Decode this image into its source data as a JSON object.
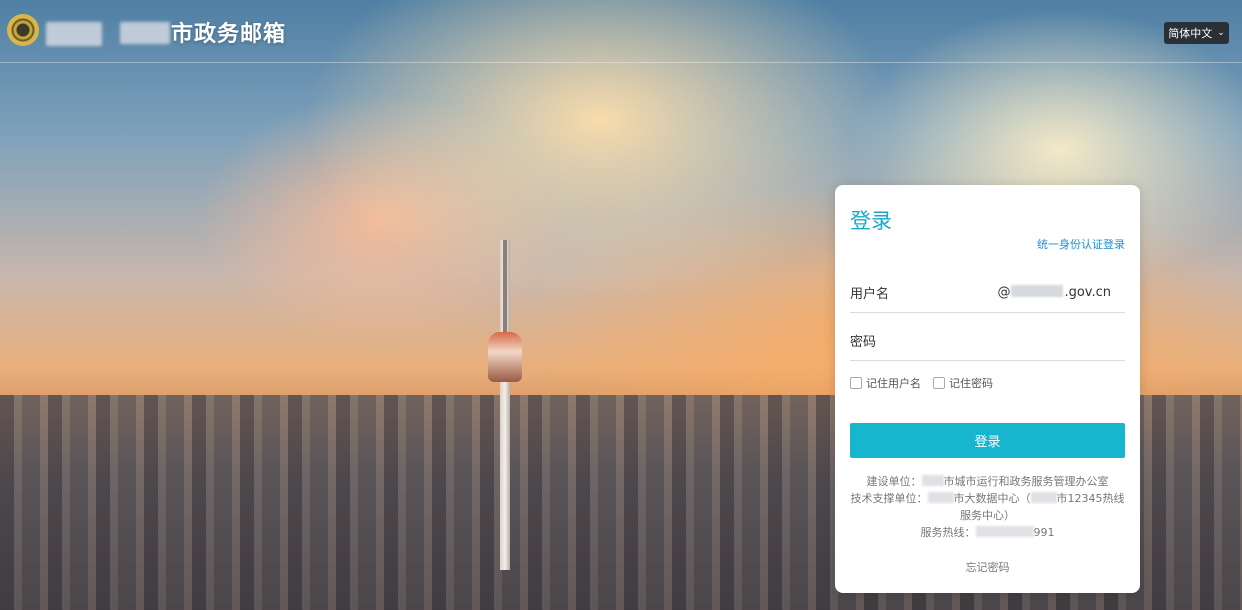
{
  "header": {
    "title": "市政务邮箱",
    "language": "简体中文"
  },
  "login": {
    "title": "登录",
    "unified_auth_link": "统一身份认证登录",
    "username_label": "用户名",
    "domain_prefix": "@",
    "domain_suffix": ".gov.cn",
    "password_label": "密码",
    "remember_username": "记住用户名",
    "remember_password": "记住密码",
    "submit_label": "登录",
    "forgot_password": "忘记密码"
  },
  "info": {
    "builder_prefix": "建设单位：",
    "builder_name": "市城市运行和政务服务管理办公室",
    "support_prefix": "技术支撑单位：",
    "support_name_1": "市大数据中心（",
    "support_name_2": "市12345热线",
    "support_name_3": "服务中心）",
    "hotline_prefix": "服务热线：",
    "hotline_suffix": "991"
  },
  "icons": {
    "logo": "emblem-logo",
    "lang_chevron": "chevron-down-icon"
  }
}
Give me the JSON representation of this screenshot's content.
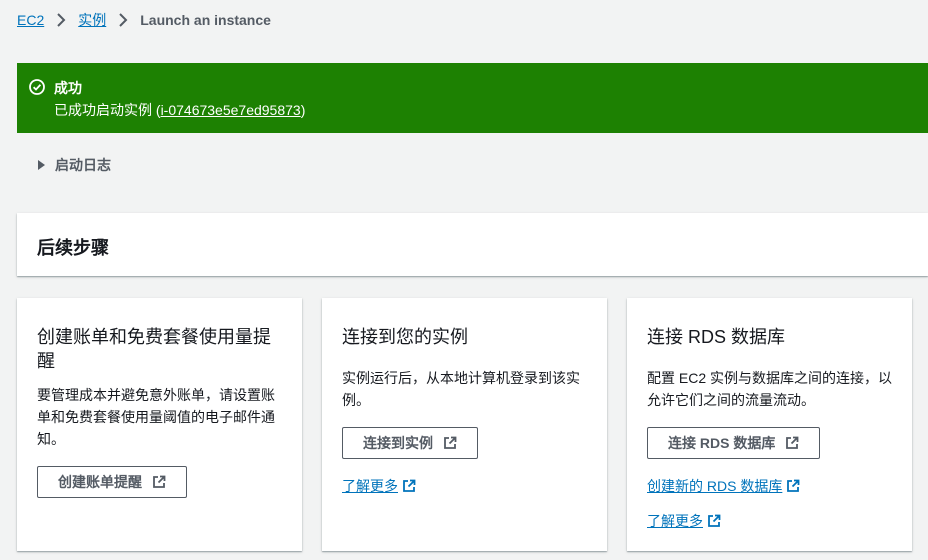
{
  "breadcrumb": {
    "items": [
      "EC2",
      "实例"
    ],
    "current": "Launch an instance"
  },
  "flash": {
    "title": "成功",
    "message_prefix": "已成功启动实例 (",
    "instance_id": "i-074673e5e7ed95873",
    "message_suffix": ")"
  },
  "expander": {
    "label": "启动日志"
  },
  "section": {
    "title": "后续步骤"
  },
  "cards": [
    {
      "title": "创建账单和免费套餐使用量提醒",
      "description": "要管理成本并避免意外账单，请设置账单和免费套餐使用量阈值的电子邮件通知。",
      "button": "创建账单提醒"
    },
    {
      "title": "连接到您的实例",
      "description": "实例运行后，从本地计算机登录到该实例。",
      "button": "连接到实例",
      "link1": "了解更多"
    },
    {
      "title": "连接 RDS 数据库",
      "description": "配置 EC2 实例与数据库之间的连接，以允许它们之间的流量流动。",
      "button": "连接 RDS 数据库",
      "link1": "创建新的 RDS 数据库",
      "link2": "了解更多"
    }
  ],
  "colors": {
    "success": "#1d8102",
    "link": "#0073bb",
    "text": "#16191f",
    "muted": "#545b64"
  }
}
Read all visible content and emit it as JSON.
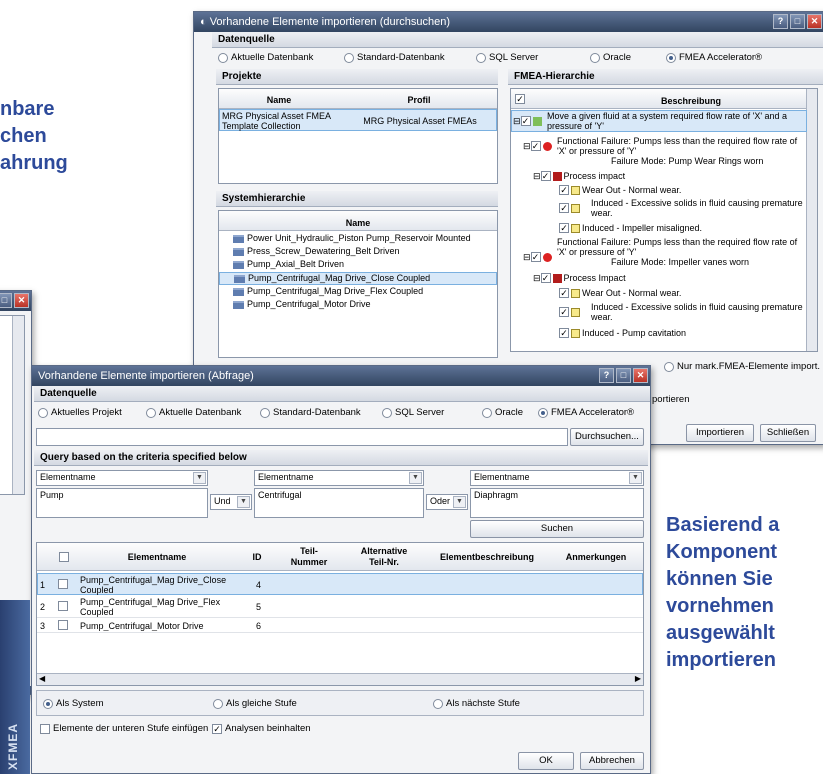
{
  "bg_text": {
    "left_lines": [
      "nbare",
      "chen",
      "ahrung"
    ],
    "right_lines": [
      "Basierend a",
      "Komponent",
      "können Sie",
      "vornehmen",
      "ausgewählt",
      "importieren"
    ]
  },
  "back_window": {
    "title": "Vorhandene Elemente importieren (durchsuchen)",
    "datasource_label": "Datenquelle",
    "datasources": [
      "Aktuelle Datenbank",
      "Standard-Datenbank",
      "SQL Server",
      "Oracle",
      "FMEA Accelerator®"
    ],
    "projects_label": "Projekte",
    "projects_cols": [
      "Name",
      "Profil"
    ],
    "project_rows": [
      {
        "name": "MRG Physical Asset FMEA Template Collection",
        "profile": "MRG Physical Asset FMEAs"
      }
    ],
    "system_label": "Systemhierarchie",
    "system_col": "Name",
    "system_items": [
      "Power Unit_Hydraulic_Piston Pump_Reservoir Mounted",
      "Press_Screw_Dewatering_Belt Driven",
      "Pump_Axial_Belt Driven",
      "Pump_Centrifugal_Mag Drive_Close Coupled",
      "Pump_Centrifugal_Mag Drive_Flex Coupled",
      "Pump_Centrifugal_Motor Drive"
    ],
    "fmea_label": "FMEA-Hierarchie",
    "fmea_col": "Beschreibung",
    "fmea_nodes": [
      "Move a given fluid at a system required flow rate of  'X' and a",
      "pressure of  'Y'",
      "Functional Failure: Pumps less than the required flow rate of",
      "'X' or pressure of  'Y'",
      "Failure Mode: Pump Wear Rings worn",
      "Process impact",
      "Wear Out - Normal wear.",
      "Induced - Excessive solids in fluid causing premature",
      "wear.",
      "Induced - Impeller misaligned.",
      "Functional Failure: Pumps less than the required flow rate of",
      "'X' or pressure of  'Y'",
      "Failure Mode: Impeller vanes worn",
      "Process Impact",
      "Wear Out - Normal wear.",
      "Induced - Excessive solids in fluid causing premature",
      "wear.",
      "Induced - Pump cavitation"
    ],
    "radio_nur": "Nur mark.FMEA-Elemente import.",
    "ortieren": "portieren",
    "btn_import": "Importieren",
    "btn_close": "Schließen"
  },
  "front_window": {
    "title": "Vorhandene Elemente importieren (Abfrage)",
    "datasource_label": "Datenquelle",
    "datasources": [
      "Aktuelles Projekt",
      "Aktuelle Datenbank",
      "Standard-Datenbank",
      "SQL Server",
      "Oracle",
      "FMEA Accelerator®"
    ],
    "browse_btn": "Durchsuchen...",
    "query_label": "Query based on the criteria specified below",
    "criteria": [
      {
        "field": "Elementname",
        "value": "Pump"
      },
      {
        "field": "Elementname",
        "value": "Centrifugal"
      },
      {
        "field": "Elementname",
        "value": "Diaphragm"
      }
    ],
    "op1": "Und",
    "op2": "Oder",
    "search_btn": "Suchen",
    "table_headers": [
      "Elementname",
      "ID",
      "Teil-\nNummer",
      "Alternative\nTeil-Nr.",
      "Elementbeschreibung",
      "Anmerkungen"
    ],
    "rows": [
      {
        "n": "1",
        "name": "Pump_Centrifugal_Mag Drive_Close Coupled",
        "id": "4"
      },
      {
        "n": "2",
        "name": "Pump_Centrifugal_Mag Drive_Flex Coupled",
        "id": "5"
      },
      {
        "n": "3",
        "name": "Pump_Centrifugal_Motor Drive",
        "id": "6"
      }
    ],
    "import_opts": [
      "Als System",
      "Als gleiche Stufe",
      "Als nächste Stufe"
    ],
    "chk_lower": "Elemente der unteren Stufe einfügen",
    "chk_analysis": "Analysen beinhalten",
    "ok": "OK",
    "cancel": "Abbrechen",
    "brand": "XFMEA"
  }
}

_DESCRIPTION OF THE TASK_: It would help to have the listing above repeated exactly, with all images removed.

_RESULT FOR THIS TASK_:
Decode this image into its source data as a JSON object.
{
  "header": {
    "title": "市政务邮箱",
    "language": "简体中文"
  },
  "login": {
    "title": "登录",
    "unified_auth_link": "统一身份认证登录",
    "username_label": "用户名",
    "domain_prefix": "@",
    "domain_suffix": ".gov.cn",
    "password_label": "密码",
    "remember_username": "记住用户名",
    "remember_password": "记住密码",
    "submit_label": "登录",
    "forgot_password": "忘记密码"
  },
  "info": {
    "builder_prefix": "建设单位：",
    "builder_name": "市城市运行和政务服务管理办公室",
    "support_prefix": "技术支撑单位：",
    "support_name_1": "市大数据中心（",
    "support_name_2": "市12345热线",
    "support_name_3": "服务中心）",
    "hotline_prefix": "服务热线：",
    "hotline_suffix": "991"
  },
  "icons": {
    "logo": "emblem-logo",
    "lang_chevron": "chevron-down-icon"
  }
}
Give me the JSON representation of this screenshot's content.
{
  "breadcrumb": {
    "items": [
      "EC2",
      "实例"
    ],
    "current": "Launch an instance"
  },
  "flash": {
    "title": "成功",
    "message_prefix": "已成功启动实例 (",
    "instance_id": "i-074673e5e7ed95873",
    "message_suffix": ")"
  },
  "expander": {
    "label": "启动日志"
  },
  "section": {
    "title": "后续步骤"
  },
  "cards": [
    {
      "title": "创建账单和免费套餐使用量提醒",
      "description": "要管理成本并避免意外账单，请设置账单和免费套餐使用量阈值的电子邮件通知。",
      "button": "创建账单提醒"
    },
    {
      "title": "连接到您的实例",
      "description": "实例运行后，从本地计算机登录到该实例。",
      "button": "连接到实例",
      "link1": "了解更多"
    },
    {
      "title": "连接 RDS 数据库",
      "description": "配置 EC2 实例与数据库之间的连接，以允许它们之间的流量流动。",
      "button": "连接 RDS 数据库",
      "link1": "创建新的 RDS 数据库",
      "link2": "了解更多"
    }
  ],
  "colors": {
    "success": "#1d8102",
    "link": "#0073bb",
    "text": "#16191f",
    "muted": "#545b64"
  }
}
Read all visible content and emit it as JSON.
{
  "bg_text": {
    "left_lines": [
      "nbare",
      "chen",
      "ahrung"
    ],
    "right_lines": [
      "Basierend a",
      "Komponent",
      "können Sie",
      "vornehmen",
      "ausgewählt",
      "importieren"
    ]
  },
  "back_window": {
    "title": "Vorhandene Elemente importieren (durchsuchen)",
    "datasource_label": "Datenquelle",
    "datasources": [
      "Aktuelle Datenbank",
      "Standard-Datenbank",
      "SQL Server",
      "Oracle",
      "FMEA Accelerator®"
    ],
    "projects_label": "Projekte",
    "projects_cols": [
      "Name",
      "Profil"
    ],
    "project_rows": [
      {
        "name": "MRG Physical Asset FMEA Template Collection",
        "profile": "MRG Physical Asset FMEAs"
      }
    ],
    "system_label": "Systemhierarchie",
    "system_col": "Name",
    "system_items": [
      "Power Unit_Hydraulic_Piston Pump_Reservoir Mounted",
      "Press_Screw_Dewatering_Belt Driven",
      "Pump_Axial_Belt Driven",
      "Pump_Centrifugal_Mag Drive_Close Coupled",
      "Pump_Centrifugal_Mag Drive_Flex Coupled",
      "Pump_Centrifugal_Motor Drive"
    ],
    "fmea_label": "FMEA-Hierarchie",
    "fmea_col": "Beschreibung",
    "fmea_nodes": [
      "Move a given fluid at a system required flow rate of  'X' and a",
      "pressure of  'Y'",
      "Functional Failure: Pumps less than the required flow rate of",
      "'X' or pressure of  'Y'",
      "Failure Mode: Pump Wear Rings worn",
      "Process impact",
      "Wear Out - Normal wear.",
      "Induced - Excessive solids in fluid causing premature",
      "wear.",
      "Induced - Impeller misaligned.",
      "Functional Failure: Pumps less than the required flow rate of",
      "'X' or pressure of  'Y'",
      "Failure Mode: Impeller vanes worn",
      "Process Impact",
      "Wear Out - Normal wear.",
      "Induced - Excessive solids in fluid causing premature",
      "wear.",
      "Induced - Pump cavitation"
    ],
    "radio_nur": "Nur mark.FMEA-Elemente import.",
    "ortieren": "portieren",
    "btn_import": "Importieren",
    "btn_close": "Schließen"
  },
  "front_window": {
    "title": "Vorhandene Elemente importieren (Abfrage)",
    "datasource_label": "Datenquelle",
    "datasources": [
      "Aktuelles Projekt",
      "Aktuelle Datenbank",
      "Standard-Datenbank",
      "SQL Server",
      "Oracle",
      "FMEA Accelerator®"
    ],
    "browse_btn": "Durchsuchen...",
    "query_label": "Query based on the criteria specified below",
    "criteria": [
      {
        "field": "Elementname",
        "value": "Pump"
      },
      {
        "field": "Elementname",
        "value": "Centrifugal"
      },
      {
        "field": "Elementname",
        "value": "Diaphragm"
      }
    ],
    "op1": "Und",
    "op2": "Oder",
    "search_btn": "Suchen",
    "table_headers": [
      "Elementname",
      "ID",
      "Teil-\nNummer",
      "Alternative\nTeil-Nr.",
      "Elementbeschreibung",
      "Anmerkungen"
    ],
    "rows": [
      {
        "n": "1",
        "name": "Pump_Centrifugal_Mag Drive_Close Coupled",
        "id": "4"
      },
      {
        "n": "2",
        "name": "Pump_Centrifugal_Mag Drive_Flex Coupled",
        "id": "5"
      },
      {
        "n": "3",
        "name": "Pump_Centrifugal_Motor Drive",
        "id": "6"
      }
    ],
    "import_opts": [
      "Als System",
      "Als gleiche Stufe",
      "Als nächste Stufe"
    ],
    "chk_lower": "Elemente der unteren Stufe einfügen",
    "chk_analysis": "Analysen beinhalten",
    "ok": "OK",
    "cancel": "Abbrechen",
    "brand": "XFMEA"
  }
}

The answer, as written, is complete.